Zach Feuer Gallery proudly presents The Corrector in the High Castle, an exhibition of new work by Justin Lieberman, which is presented in conjunction with Lieberman's The Corrector's Custom Pre-Fab House at Marc Jancou Contemporary.
The Corrector in The High Castle is a sculptural tableau vivant inspired by Nobusuke Tagomi, the protagonist of Philip K. Dick's prophetic novel, The Man in The High Castle. The book posits a fictional future fifty years after Germany and Japan defeat the Allied forces in World War II. The gallery installation depicts the domestic interior of an apartment inhabited by Tagomi, a Japanese collector of American (and occasionally European) pop cultural artifacts, who is afflicted with a severe case of neotoma. His illicit collections of comic books, newspapers, VHS cassettes, records, Beanie Babies, lunchboxes, baseball cards, toys and other ephemera are piled everywhere, and like the Corrector himself, seem frozen in amber. Nearly everything in the installation is covered in a thick coating of clear acrylic resin, which drips off the collections in thick clear stalactites.
The only exception to this are the objects Lieberman designates as placeholders, a term used by completists to refer to the homemade replicas they themselves make to fill in missing gaps in their collections.
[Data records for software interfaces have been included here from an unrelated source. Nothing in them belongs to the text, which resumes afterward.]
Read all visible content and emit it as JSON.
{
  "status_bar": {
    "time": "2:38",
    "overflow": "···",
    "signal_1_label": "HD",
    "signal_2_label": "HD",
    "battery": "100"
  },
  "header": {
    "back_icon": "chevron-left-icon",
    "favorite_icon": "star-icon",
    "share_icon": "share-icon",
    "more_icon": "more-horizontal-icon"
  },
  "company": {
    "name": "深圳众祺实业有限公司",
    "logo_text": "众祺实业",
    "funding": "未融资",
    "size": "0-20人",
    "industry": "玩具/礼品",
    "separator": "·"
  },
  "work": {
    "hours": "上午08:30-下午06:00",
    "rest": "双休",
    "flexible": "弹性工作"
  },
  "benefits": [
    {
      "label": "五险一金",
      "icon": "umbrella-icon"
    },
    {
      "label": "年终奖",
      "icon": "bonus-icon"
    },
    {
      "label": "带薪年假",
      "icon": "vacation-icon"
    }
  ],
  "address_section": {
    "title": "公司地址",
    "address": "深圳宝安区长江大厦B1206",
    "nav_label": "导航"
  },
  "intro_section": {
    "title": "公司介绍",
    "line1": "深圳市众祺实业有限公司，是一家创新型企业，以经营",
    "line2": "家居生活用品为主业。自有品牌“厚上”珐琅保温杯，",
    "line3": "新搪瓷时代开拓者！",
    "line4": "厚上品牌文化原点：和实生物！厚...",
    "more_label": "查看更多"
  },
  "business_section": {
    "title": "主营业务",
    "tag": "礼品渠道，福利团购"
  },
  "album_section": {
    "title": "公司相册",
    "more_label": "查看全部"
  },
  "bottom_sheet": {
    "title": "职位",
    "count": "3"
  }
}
In the case of The Corrector in the High Castle, most of the items in the collections themselves will be junk; the placeholders, on the contrary, will be hand-made replicas of extremely rare artifacts. Included in these sets are a Gutenberg Bible in a Plexiglas case, the inverted Jenny 1¢ stamp, The Beatles' Yesterday and Today album with first state Butcher Block cover and the Princess Diana Beanie Baby. Each of these placeholders is flawed in one of two ways. In some cases the placeholder is not a replica of the original artifact itself but of a later reproduction of this artifact; in other cases Lieberman employs caricature and other illustrational motifs to differentiate the placeholder from the original.
Justin Lieberman was born in 1977 in Gainesville, Florida. He lives and works in upstate New York. This is his third solo exhibition at Zach Feuer Gallery. In celebration of the concurrent shows at Zach Feuer Gallery and Marc Jancou Contemporary, JRP Ringier will publish a monograph on Justin Lieberman's work.
Opening Reception: January 31, from 6-8pm
Book signing and artist talk: March 7 at 2pm at Zach Feuer Gallery
Performance and Record Release: January 31 at 8:30 at Marc Jancou Contemporary
Zach Feuer Gallery
530 West 24th Street - New York
Gallery Hours: Tuesday-Saturday, 10-6